Connective Tissue Characteristics: – Most abundant tissue in your body (made up of ground substance (fluid and semi-solid) and fibers – Binds structures together, stores nutrients, cells reproduce – Provides support, protection, framework, fills space, stores fat, produces blood cells, fights infection – Extracellular matrix- a bed of secreted organic material of varying composition that binds separated cells of tissue. Nonliving material between cells.
Classes of Connective Tissue: note the cell types and great variety of subclasses
2 General Types 1. Loose Connective Tissue: strong, flexible fibers of the protein collagen are interwoven with fine, elastic, and reticular fibers, giving its elastic consistency and binding capabilities. 2. Fibrous Connective Tissue: Densely packed collagen fibers and they may lie parallel to one another creating very strong cords (ex- tendons and ligaments) – Tendons- connect muscles to bones – Ligaments- connect bones to bones

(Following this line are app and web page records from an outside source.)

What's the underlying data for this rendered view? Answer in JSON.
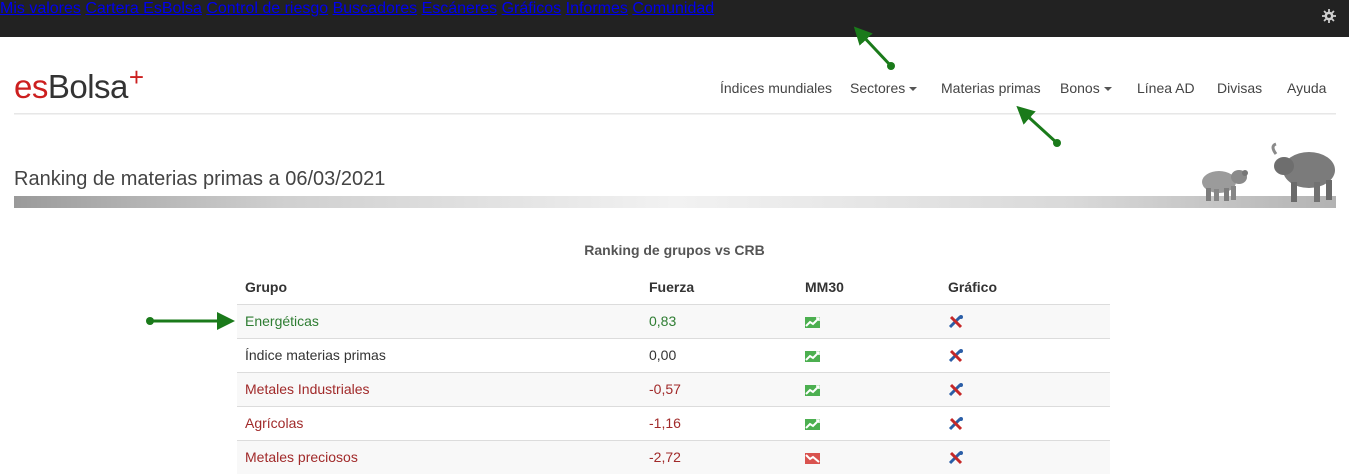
{
  "topnav": {
    "items": [
      "Mis valores",
      "Cartera EsBolsa",
      "Control de riesgo",
      "Buscadores",
      "Escáneres",
      "Gráficos",
      "Informes",
      "Comunidad"
    ],
    "settings_icon": "gear-icon"
  },
  "brand": {
    "es": "es",
    "bolsa": "Bolsa",
    "plus": "+"
  },
  "subnav": {
    "items": [
      "Índices mundiales",
      "Sectores",
      "Materias primas",
      "Bonos",
      "Línea AD",
      "Divisas",
      "Ayuda"
    ]
  },
  "page": {
    "title": "Ranking de materias primas a 06/03/2021"
  },
  "table": {
    "title": "Ranking de grupos vs CRB",
    "headers": [
      "Grupo",
      "Fuerza",
      "MM30",
      "Gráfico"
    ],
    "rows": [
      {
        "grupo": "Energéticas",
        "fuerza": "0,83",
        "mm30": "trend-up-icon",
        "grafico": "chart-tool-icon",
        "tone": "pos"
      },
      {
        "grupo": "Índice materias primas",
        "fuerza": "0,00",
        "mm30": "trend-up-icon",
        "grafico": "chart-tool-icon",
        "tone": "neu"
      },
      {
        "grupo": "Metales Industriales",
        "fuerza": "-0,57",
        "mm30": "trend-up-icon",
        "grafico": "chart-tool-icon",
        "tone": "neg"
      },
      {
        "grupo": "Agrícolas",
        "fuerza": "-1,16",
        "mm30": "trend-up-icon",
        "grafico": "chart-tool-icon",
        "tone": "neg"
      },
      {
        "grupo": "Metales preciosos",
        "fuerza": "-2,72",
        "mm30": "trend-down-icon",
        "grafico": "chart-tool-icon",
        "tone": "neg"
      }
    ]
  },
  "colors": {
    "topbar": "#222222",
    "brand_red": "#cc1f1f",
    "positive": "#2e7d32",
    "negative": "#a12a2a",
    "annotation_arrow": "#1a7a1a"
  }
}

Connective Tissue Originate from embryonic tissue called mesenchyme-> rises from the mesoderm, an embryonic germ layer (stem tissue)
Common Cell Types Adipocytes- adipose tissue cells Fibroblasts- most common, secrete collagen proteins that are used to maintain a structural framework, play an important role in healing wounds. Osteocytes- bone cells, are trapped within the bone matrix (the hard part of the bone), has tentacle like dendrites that allow it to maintain contact with neighboring cells / communicate.
Mast cells- tissue of the immune system of vertebrate animals. Mediate inflammatory responses-> allergic reactions. They are scattered all over the connective tissue. Chemical mediators produce responses-> inflammation, swelling, contraction of smooth muscles, increased mucus production
Adipose Large cells Function= protection, insulation, stores energy Location= beneath the skin, around kidneys, eyeballs, abdominal membranes
Cartilage Cells= chondrocytes Hard, flexible, supports ears, skeleton of sharks and rays Hyaline- most common, covers ends of bones and joints, respiratory passages Elastic- flexible and elastic, external ear, larynx Fibrocartilage- very tough, large, menisci (cartilage where two bones meet), intervertebral disks
Bone Cells Osteocytes In the lacunae (cavity or depression, especially in bone) Support and protection Surrounded by calcium phosphate and calcium carbonate= making the tissue really hard
Blood Plasma-> made up of mostly water but suspends red blood cells, white blood cells, and platelets. Transports various substances throughout the body of an animal.
Nervous Tissue Found in the brain, spinal cord and nerves Composed of: – Neurons- impulse conducting cells – Neuroglia- protection, support, and nourishment – Peripheral Glial Cells- form sheaths and help protect, nourish, and maintain cells of the peripheral nervous system (outside the brain and spinal cord)
Muscle Tissue Muscle cells= myofibers Function: movement, digestion, organ function 3 kinds: Skeletal, Smooth, and Muscle
Skeletal Attached to bones and makes body movement possible in vertebrates Smooth-
Smooth Rhythmic contractions create a churning action (stomach), help propel material through tubular structures (intestines), and control size changes in hollow organs (uterus, urinary bladder)
Cardiac Wall of the heart Results in the heart beating
Tissue Repair Regeneration- replaces dead or damaged cells with the same type of cell, restoring normal function Fibrosis- replaces damaged tissue with scar tissue, which holds the tissues together but does not restore normal functions.